The 2007-2010 period illustrated that lenders must use greater care when selling or purchasing participating interests in loans, if they are to achieve their business goals.
Originators and sellers of loans may desire to reduce their exposure to a single borrower, industry or geography, or they may, on occasion, find that the transaction may be structured to generate either sale or servicing fee income. Sale of participations also allows lenders to maintain relationships with business customers by satisfying their lending needs without exceeding legal lending limits. Buyers may view the purchase of participating interests from an originating lender to be a cost-effective means of increasing outstanding loans and compensating for low loan demand locally, as well as a method to manage borrower, industry and geographic risk. Presumably, both the originator/seller and the purchaser of the participating interest desire the transaction to be a “true sale” of the participating interest in the loan.
What follows is a short checklist of considerations which both loan sellers and purchasers should review, in order to achieve their business goals. While many of these points have long been understood, the “Great Recession” reemphasized their importance.

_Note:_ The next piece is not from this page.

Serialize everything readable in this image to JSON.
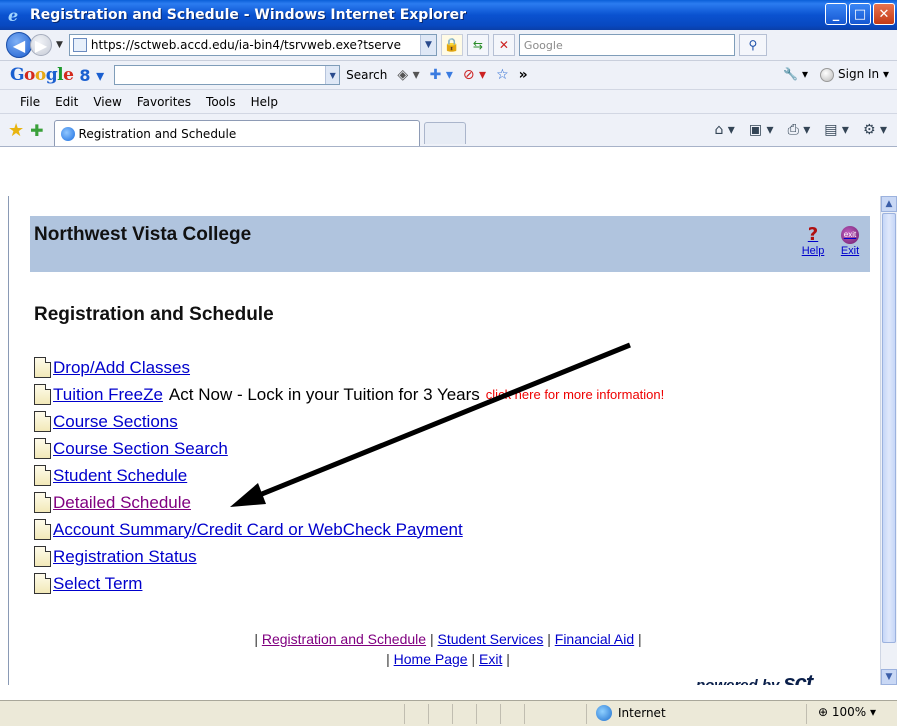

1. Underwrite it, yourself. If you are purchasing, remember that you are lending and must underwrite the loan. See item 4 below. This responsibility cannot be transferred to the originator by terms of a participation agreement.
2. Understand the degree to which you are either (a) diversifying/spreading your risk or (b) increasing your risk. During the Great Recession, lenders with portfolio concentrations in real estate discovered that attempts to geographically diversify their risk by purchasing participations in more real estate loans but in faraway places, were unsuccessful.
3. Revisit and improve the terms of participation agreements. Many “form” agreements were simply wrong with respect to accounting treatment or were inadequate to address inter-bank disagreements in bad credits. Review the guidance found at Financial Accounting Standards Board (FASB) Accounting Standards Codification (ASC) Topic 860 “Transfer and Servicing” (which updated former FAS 166). Among other things, ASC 860 provides that methods of dividing distributions of loan payments among the participants and originator, other than pro rata, will no longer qualify as a “true sale” and must be reported as secured borrowings. Failure to get this right will have accounting, legal and regulatory implications, especially if the sale of the participating interests was part of legal lending limit compliance.
4. Review the FDIC guidance. In November, 2015, the FDIC issued a “Financial Institution Letter on Effect of Risk Management Practices for Purchase Loans and Purchase Loan Participations” (FIL-49-2015; November 6, 2015), https://www.fdic.gov/news/news/financial/2015/fill5049.html. Ignoring the Financial Institutions Letter is likely to garner further attention from the FDIC. Among the other comments contained in the Financial Institutions Letter is the following:
“Financial institutions that purchase loans for participation should perform the same degree of independent credit and collateral analysis as if they were the originator. To do so, it is necessary for the institution to ensure that it has the requisite knowledge and expertise specific to the type of loans or participations purchased in that it obtains all appropriate information from the seller to make an independent determination. The institution should perform a sufficient level of analysis to determine whether the loans or participations purchased are consistent with the Board’s risk appetite and comply with loan policy guidelines prior to committing funds, and on an ongoing basis. This assessment and determination should not be contracted out to a third party.”
5. Address key terms of the originator/participant relationship, during negotiations and in an agreement:
(a) specific methods of decision-making, consultation and consent, and dispute resolution;
(b) disclosures of information and control of documents;
(c) standards for administration of loan and liability among lenders; and
(d) address disbursements and costs.
6. Assume the borrower will default when addressing the terms in item 5 above.
7. Consider the possibility that the loan originator or a participant financial institution may breach, default, or be placed in receivership, and the originator and loan servicer may be a substituted party – even a non-bank.
Many of the participation difficulties we have seen in the last 8 years arose out of the belief of participants that the loan originator/servicer had some sort of motivation to act in ways that were detrimental to the participants. Agreements that create sufficient transparency and consultative decision-making are helpful in avoiding these situations and the resulting litigation.